▸ **Data shown**:

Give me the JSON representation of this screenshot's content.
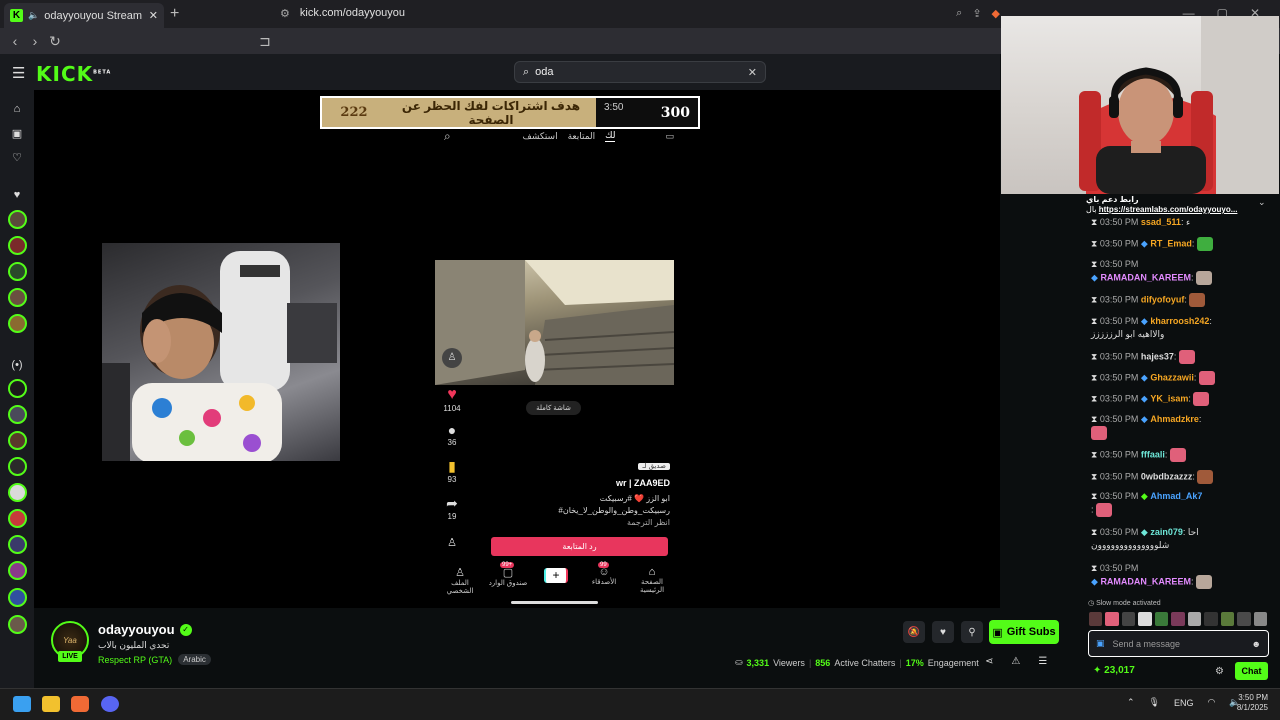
{
  "browser": {
    "tab_title": "odayyouyou Stream - Watch",
    "url": "kick.com/odayyouyou"
  },
  "header": {
    "logo": "KICK",
    "logo_badge": "BETA",
    "search_value": "oda"
  },
  "video": {
    "goal_left": "222",
    "goal_text": "هدف اشتراكات لفك الحظر عن الصفحة",
    "goal_time": "3:50",
    "goal_right": "300",
    "tiktok_tabs": [
      "استكشف",
      "المتابعة",
      "لك"
    ],
    "likes": "1104",
    "comments": "36",
    "saves": "93",
    "shares": "19",
    "fullscreen_label": "شاشة كاملة",
    "tag_label": "صديق لـ",
    "author": "wr | ZAA9ED",
    "caption_1": "ابو الزز ❤️ #رسبيكت",
    "caption_2": "#رسبيكت_وطن_والوطن_لا_يخان",
    "see_translation": "انظر الترجمة",
    "follow_back": "رد المتابعة",
    "nav_profile": "الملف الشخصي",
    "nav_inbox": "صندوق الوارد",
    "nav_friends": "الأصدقاء",
    "nav_home": "الصفحة الرئيسية",
    "inbox_badge": "99+",
    "friends_badge": "99"
  },
  "stream": {
    "channel": "odayyouyou",
    "title": "تحدي المليون بالاب",
    "category": "Respect RP (GTA)",
    "tag": "Arabic",
    "live": "LIVE",
    "gift_label": "Gift Subs",
    "viewers": "3,331",
    "viewers_label": "Viewers",
    "chatters": "856",
    "chatters_label": "Active Chatters",
    "engagement": "17%",
    "engagement_label": "Engagement",
    "avatar_text": "Yaa"
  },
  "chat": {
    "pinned_title": "رابط دعم باي",
    "pinned_prefix": "بال",
    "pinned_link": "https://streamlabs.com/odayyouyo...",
    "messages": [
      {
        "time": "03:50 PM",
        "user": "ssad_511",
        "color": "#f5a623",
        "text": "ء"
      },
      {
        "time": "03:50 PM",
        "user": "RT_Emad",
        "color": "#f5a623",
        "text": ""
      },
      {
        "time": "03:50 PM",
        "user": "RAMADAN_KAREEM",
        "color": "#e38bff",
        "text": ""
      },
      {
        "time": "03:50 PM",
        "user": "difyofoyuf",
        "color": "#f5a623",
        "text": ""
      },
      {
        "time": "03:50 PM",
        "user": "kharroosh242",
        "color": "#f5a623",
        "text": "والااهيه ابو الرززززز"
      },
      {
        "time": "03:50 PM",
        "user": "hajes37",
        "color": "#dddddd",
        "text": ""
      },
      {
        "time": "03:50 PM",
        "user": "Ghazzawii",
        "color": "#f5a623",
        "text": ""
      },
      {
        "time": "03:50 PM",
        "user": "YK_isam",
        "color": "#f5a623",
        "text": ""
      },
      {
        "time": "03:50 PM",
        "user": "Ahmadzkre",
        "color": "#f5a623",
        "text": ""
      },
      {
        "time": "03:50 PM",
        "user": "fffaali",
        "color": "#6ee7d8",
        "text": ""
      },
      {
        "time": "03:50 PM",
        "user": "0wbdbzazzz",
        "color": "#dddddd",
        "text": ""
      },
      {
        "time": "03:50 PM",
        "user": "Ahmad_Ak7",
        "color": "#4aa3ff",
        "text": ""
      },
      {
        "time": "03:50 PM",
        "user": "zain079",
        "color": "#6ee7d8",
        "text": "احا شلوووووووووووووون"
      },
      {
        "time": "03:50 PM",
        "user": "RAMADAN_KAREEM",
        "color": "#e38bff",
        "text": ""
      }
    ],
    "slow_mode": "Slow mode activated",
    "input_placeholder": "Send a message",
    "points": "23,017",
    "chat_button": "Chat"
  },
  "taskbar": {
    "lang": "ENG",
    "time": "3:50 PM",
    "date": "8/1/2025"
  },
  "colors": {
    "accent": "#53fc18",
    "tiktok_red": "#e8365d",
    "goal_bg": "#c8b07c"
  }
}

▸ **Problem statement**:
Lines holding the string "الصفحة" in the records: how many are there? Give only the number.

▸ **Your solution**:
2